State House passes budget, Senate approval expected Wednesday night [WTNH]

June 4, 2015


HARTFORD, Conn. (WTNH) — After pulling an all-nighter, the Connecticut House passed a new state budget by a narrow margin Wednesday morning, and the Senate is expected to approve it sometime Wednesday night.

The process was stalled for about 48 hours as some of the state’s biggest corporations threatened to leave or stop expansion because of the new taxes on business, but very little change has been made in those business taxes. The vote was 73 to 70 in the House, just a two-vote margin with 11 Democrats joining 59 Republicans in voting against the bill.

The Democrats in the General Assembly have decided to “take you to the cleaners” every time you get your car washed. For the very first time, the 6.35-percent sales tax will apply to car washes. Cigarette smokers are also going to get hit again as the state will increase the cigarette tax another 50 cents a pack over the next two years, making the Connecticut cigarette tax one of the highest in the nation.

“Could they have cut one dollar on the spending side to show an article of faith? They didn’t, they went to pick another tax to raise and that is very troubling,” said Brian Flaherty of the Connecticut Business and Industry Association.

After making threats to the legislature and the Governor, some of the state’s biggest corporations will only have their “Data Processing Tax” double instead of triple.

“Because of this budget, businesses will be paying $700 million more in taxes, and the difficulty is no one is addressing the spending side,” added Flaherty.

But Democratic leaders say the new budget does spend $800 million less.

“Businesses and families talk about the biggest tax burden they have are property taxes. This budget addresses that in a very big way,” said Senate Majority Leader Bob Duff, D-Norwalk.

They can make that claim because for the first time, a portion of the sales tax will go back to the cities and towns, and a cap on municipal increases in spending is set. That along with the 30 mill cap on the car tax is what the Democrats are calling a middle-income tax cut that makes the tax structure in Connecticut more fair.

The Governor has been unavailable for interviews all week, but his office was intimately involved in the final deal.

“If he signs this, he’s unequivocally, irrevocably broken a promise that is both a campaign promise and as a Governor, a CEO promise he made to constituents,” said Senate Republican Leader Len Fasano of North Haven.

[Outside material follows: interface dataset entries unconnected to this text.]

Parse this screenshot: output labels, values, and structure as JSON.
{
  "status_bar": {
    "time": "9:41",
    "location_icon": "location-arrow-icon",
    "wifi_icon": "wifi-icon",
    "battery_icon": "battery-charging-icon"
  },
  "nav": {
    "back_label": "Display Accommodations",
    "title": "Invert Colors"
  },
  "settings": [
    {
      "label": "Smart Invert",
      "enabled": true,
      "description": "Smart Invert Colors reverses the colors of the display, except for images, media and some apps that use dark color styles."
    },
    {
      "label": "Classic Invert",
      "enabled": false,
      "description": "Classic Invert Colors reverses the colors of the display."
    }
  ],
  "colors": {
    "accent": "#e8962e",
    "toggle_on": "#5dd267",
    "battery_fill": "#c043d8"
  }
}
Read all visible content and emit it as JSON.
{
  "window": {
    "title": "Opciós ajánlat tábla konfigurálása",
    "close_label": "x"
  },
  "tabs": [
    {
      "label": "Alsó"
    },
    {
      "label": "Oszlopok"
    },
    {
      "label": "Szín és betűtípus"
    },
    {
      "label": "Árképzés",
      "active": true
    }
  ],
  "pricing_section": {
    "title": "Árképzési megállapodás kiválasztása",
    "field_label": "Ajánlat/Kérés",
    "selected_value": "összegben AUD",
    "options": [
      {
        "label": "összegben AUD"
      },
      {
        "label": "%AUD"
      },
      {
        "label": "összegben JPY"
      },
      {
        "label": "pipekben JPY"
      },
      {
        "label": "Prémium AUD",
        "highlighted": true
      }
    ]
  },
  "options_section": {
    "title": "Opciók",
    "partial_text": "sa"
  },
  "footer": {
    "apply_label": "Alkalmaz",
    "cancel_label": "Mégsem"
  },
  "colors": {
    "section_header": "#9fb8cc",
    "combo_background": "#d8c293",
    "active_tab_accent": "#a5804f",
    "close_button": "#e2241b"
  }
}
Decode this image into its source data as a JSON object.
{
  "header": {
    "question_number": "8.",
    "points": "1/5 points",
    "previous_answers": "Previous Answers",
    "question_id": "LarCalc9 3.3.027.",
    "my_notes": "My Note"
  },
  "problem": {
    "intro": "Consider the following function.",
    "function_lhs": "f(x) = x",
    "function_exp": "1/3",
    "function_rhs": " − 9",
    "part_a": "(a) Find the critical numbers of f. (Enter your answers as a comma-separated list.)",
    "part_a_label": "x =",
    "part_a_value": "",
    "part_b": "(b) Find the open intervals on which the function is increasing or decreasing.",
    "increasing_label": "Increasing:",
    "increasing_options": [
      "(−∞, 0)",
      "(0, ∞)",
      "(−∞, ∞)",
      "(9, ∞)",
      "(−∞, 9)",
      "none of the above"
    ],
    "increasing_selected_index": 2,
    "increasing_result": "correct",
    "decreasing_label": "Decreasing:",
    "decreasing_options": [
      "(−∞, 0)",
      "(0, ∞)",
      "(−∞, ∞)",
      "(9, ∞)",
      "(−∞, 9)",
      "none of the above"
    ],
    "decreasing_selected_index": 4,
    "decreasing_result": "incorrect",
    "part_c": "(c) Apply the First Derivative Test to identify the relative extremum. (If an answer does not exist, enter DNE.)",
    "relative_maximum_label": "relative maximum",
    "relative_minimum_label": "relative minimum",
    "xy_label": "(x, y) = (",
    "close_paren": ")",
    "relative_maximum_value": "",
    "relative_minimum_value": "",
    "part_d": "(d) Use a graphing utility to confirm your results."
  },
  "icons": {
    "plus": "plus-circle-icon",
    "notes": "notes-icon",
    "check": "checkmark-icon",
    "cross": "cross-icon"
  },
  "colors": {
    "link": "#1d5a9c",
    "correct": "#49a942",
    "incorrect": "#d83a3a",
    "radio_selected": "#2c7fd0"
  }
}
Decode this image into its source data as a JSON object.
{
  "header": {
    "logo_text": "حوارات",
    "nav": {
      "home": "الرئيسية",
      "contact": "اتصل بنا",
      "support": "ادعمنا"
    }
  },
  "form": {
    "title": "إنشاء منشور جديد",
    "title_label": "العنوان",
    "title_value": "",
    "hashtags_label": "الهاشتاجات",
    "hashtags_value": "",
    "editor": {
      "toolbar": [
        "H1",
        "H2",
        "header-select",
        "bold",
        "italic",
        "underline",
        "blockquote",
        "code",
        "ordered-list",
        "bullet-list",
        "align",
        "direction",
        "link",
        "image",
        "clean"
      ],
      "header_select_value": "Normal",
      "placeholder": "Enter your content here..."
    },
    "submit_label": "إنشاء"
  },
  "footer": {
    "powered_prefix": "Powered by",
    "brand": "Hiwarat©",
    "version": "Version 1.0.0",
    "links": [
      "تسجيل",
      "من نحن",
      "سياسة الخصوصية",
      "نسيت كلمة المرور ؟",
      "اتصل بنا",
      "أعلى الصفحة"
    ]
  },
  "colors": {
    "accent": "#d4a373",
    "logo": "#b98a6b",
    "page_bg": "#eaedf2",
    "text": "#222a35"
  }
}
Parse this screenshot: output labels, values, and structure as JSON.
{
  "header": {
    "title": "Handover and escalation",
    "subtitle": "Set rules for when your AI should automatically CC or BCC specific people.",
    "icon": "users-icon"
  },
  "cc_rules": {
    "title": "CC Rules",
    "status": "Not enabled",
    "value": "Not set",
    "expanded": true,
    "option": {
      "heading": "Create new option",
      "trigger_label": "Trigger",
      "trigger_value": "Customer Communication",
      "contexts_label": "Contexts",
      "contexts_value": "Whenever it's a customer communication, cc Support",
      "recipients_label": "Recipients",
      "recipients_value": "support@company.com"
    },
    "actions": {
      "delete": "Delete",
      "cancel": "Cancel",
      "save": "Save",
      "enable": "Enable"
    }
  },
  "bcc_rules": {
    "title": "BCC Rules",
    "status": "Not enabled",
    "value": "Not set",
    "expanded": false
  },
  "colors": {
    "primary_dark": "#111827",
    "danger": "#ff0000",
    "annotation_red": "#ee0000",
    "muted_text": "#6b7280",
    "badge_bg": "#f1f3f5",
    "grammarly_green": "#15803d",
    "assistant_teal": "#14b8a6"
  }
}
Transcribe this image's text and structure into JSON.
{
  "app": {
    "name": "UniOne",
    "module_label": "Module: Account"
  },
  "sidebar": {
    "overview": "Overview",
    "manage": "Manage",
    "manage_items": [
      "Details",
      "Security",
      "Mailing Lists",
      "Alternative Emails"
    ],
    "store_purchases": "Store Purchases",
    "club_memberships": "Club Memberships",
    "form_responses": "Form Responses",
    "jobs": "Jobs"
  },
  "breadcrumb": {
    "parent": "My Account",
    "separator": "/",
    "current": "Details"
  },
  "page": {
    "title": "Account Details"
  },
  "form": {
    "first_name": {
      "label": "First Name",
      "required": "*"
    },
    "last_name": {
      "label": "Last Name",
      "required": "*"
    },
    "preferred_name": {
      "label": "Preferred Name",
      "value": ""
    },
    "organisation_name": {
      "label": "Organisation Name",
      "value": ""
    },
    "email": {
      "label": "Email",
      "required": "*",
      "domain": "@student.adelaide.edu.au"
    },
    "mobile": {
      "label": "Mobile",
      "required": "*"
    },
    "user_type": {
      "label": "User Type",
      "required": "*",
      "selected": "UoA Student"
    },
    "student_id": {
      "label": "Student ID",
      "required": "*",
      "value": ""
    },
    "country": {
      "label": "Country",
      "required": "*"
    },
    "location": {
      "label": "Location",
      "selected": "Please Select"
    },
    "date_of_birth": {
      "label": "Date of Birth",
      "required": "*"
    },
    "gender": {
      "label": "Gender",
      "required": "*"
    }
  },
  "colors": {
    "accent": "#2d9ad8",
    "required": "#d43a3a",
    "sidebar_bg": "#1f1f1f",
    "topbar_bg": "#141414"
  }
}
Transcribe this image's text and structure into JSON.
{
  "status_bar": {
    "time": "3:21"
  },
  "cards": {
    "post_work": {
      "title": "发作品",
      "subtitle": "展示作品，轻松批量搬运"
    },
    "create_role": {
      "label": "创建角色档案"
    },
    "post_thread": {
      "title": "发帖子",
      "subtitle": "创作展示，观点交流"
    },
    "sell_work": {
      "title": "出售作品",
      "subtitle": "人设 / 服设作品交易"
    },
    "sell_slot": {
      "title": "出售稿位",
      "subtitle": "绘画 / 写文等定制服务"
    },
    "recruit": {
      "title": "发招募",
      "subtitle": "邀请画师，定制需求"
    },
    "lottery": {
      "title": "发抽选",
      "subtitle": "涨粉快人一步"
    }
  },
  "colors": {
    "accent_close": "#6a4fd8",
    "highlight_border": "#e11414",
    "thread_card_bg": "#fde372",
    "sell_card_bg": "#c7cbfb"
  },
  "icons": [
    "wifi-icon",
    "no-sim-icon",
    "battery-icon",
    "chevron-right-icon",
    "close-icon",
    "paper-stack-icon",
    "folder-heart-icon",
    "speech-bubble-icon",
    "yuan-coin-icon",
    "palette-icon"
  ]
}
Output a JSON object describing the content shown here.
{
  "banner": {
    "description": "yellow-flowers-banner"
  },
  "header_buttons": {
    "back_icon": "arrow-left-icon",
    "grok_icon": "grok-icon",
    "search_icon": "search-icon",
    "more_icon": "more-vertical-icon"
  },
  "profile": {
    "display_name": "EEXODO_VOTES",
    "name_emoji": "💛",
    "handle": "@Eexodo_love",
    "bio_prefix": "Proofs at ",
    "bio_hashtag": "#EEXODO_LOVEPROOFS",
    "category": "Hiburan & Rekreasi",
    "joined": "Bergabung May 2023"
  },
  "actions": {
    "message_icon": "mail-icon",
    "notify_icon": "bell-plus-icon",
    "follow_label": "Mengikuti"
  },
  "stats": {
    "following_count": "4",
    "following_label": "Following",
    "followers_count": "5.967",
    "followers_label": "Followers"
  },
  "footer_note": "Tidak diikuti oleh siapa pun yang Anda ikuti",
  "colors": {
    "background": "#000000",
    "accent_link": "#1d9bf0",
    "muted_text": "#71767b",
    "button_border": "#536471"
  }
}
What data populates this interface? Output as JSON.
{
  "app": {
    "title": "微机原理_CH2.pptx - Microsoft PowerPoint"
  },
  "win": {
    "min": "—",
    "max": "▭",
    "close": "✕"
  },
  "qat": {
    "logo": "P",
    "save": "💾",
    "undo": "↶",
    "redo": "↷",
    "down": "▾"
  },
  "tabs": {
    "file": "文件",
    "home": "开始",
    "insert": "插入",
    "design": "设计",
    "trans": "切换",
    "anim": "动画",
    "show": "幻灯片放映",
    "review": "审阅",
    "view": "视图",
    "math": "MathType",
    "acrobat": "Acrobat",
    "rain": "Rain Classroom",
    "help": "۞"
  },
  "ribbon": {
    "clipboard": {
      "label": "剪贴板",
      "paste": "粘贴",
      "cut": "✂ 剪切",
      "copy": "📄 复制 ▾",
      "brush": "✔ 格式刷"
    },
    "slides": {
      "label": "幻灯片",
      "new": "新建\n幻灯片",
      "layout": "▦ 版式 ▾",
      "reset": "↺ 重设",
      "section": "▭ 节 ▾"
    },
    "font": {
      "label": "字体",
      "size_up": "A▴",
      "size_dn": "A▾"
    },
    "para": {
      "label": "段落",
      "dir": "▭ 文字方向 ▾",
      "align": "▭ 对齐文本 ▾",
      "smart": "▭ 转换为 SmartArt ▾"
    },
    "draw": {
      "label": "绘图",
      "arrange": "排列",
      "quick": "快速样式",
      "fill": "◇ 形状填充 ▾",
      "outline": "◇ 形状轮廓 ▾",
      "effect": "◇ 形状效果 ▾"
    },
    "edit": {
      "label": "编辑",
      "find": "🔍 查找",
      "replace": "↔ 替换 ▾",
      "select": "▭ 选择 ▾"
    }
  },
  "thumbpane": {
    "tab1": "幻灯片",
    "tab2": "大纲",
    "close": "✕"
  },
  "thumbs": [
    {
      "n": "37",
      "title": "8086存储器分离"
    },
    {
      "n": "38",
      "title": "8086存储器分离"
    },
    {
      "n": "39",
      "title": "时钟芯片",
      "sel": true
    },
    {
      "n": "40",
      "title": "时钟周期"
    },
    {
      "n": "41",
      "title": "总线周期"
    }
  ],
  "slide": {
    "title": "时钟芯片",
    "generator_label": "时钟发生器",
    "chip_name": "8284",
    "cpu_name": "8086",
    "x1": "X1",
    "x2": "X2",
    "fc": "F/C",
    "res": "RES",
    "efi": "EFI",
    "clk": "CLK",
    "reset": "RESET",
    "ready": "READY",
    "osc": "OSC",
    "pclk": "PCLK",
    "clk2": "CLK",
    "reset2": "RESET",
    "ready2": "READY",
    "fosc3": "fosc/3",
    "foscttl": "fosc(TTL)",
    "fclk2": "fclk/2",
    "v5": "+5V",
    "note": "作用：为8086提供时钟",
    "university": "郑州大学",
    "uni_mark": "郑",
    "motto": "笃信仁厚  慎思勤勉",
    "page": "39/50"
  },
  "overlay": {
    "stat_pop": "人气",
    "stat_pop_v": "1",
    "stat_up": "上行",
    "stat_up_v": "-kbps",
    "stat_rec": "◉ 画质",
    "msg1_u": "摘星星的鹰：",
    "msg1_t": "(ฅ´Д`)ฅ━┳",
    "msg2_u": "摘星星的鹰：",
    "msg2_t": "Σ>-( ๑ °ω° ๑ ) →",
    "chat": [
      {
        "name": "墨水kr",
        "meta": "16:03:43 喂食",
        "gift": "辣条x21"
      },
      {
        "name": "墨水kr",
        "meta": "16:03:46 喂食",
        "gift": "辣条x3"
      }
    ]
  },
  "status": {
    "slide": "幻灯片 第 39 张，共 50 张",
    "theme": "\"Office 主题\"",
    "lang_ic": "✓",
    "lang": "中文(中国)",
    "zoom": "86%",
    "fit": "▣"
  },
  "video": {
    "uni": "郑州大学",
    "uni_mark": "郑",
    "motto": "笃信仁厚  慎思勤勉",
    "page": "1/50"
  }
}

That promise, of course, was that he would not raise taxes in a second term. The budget is expected to pass in the state Senate by another narrow margin sometime before the midnight deadline Wednesday night, and then go directly to the Governor.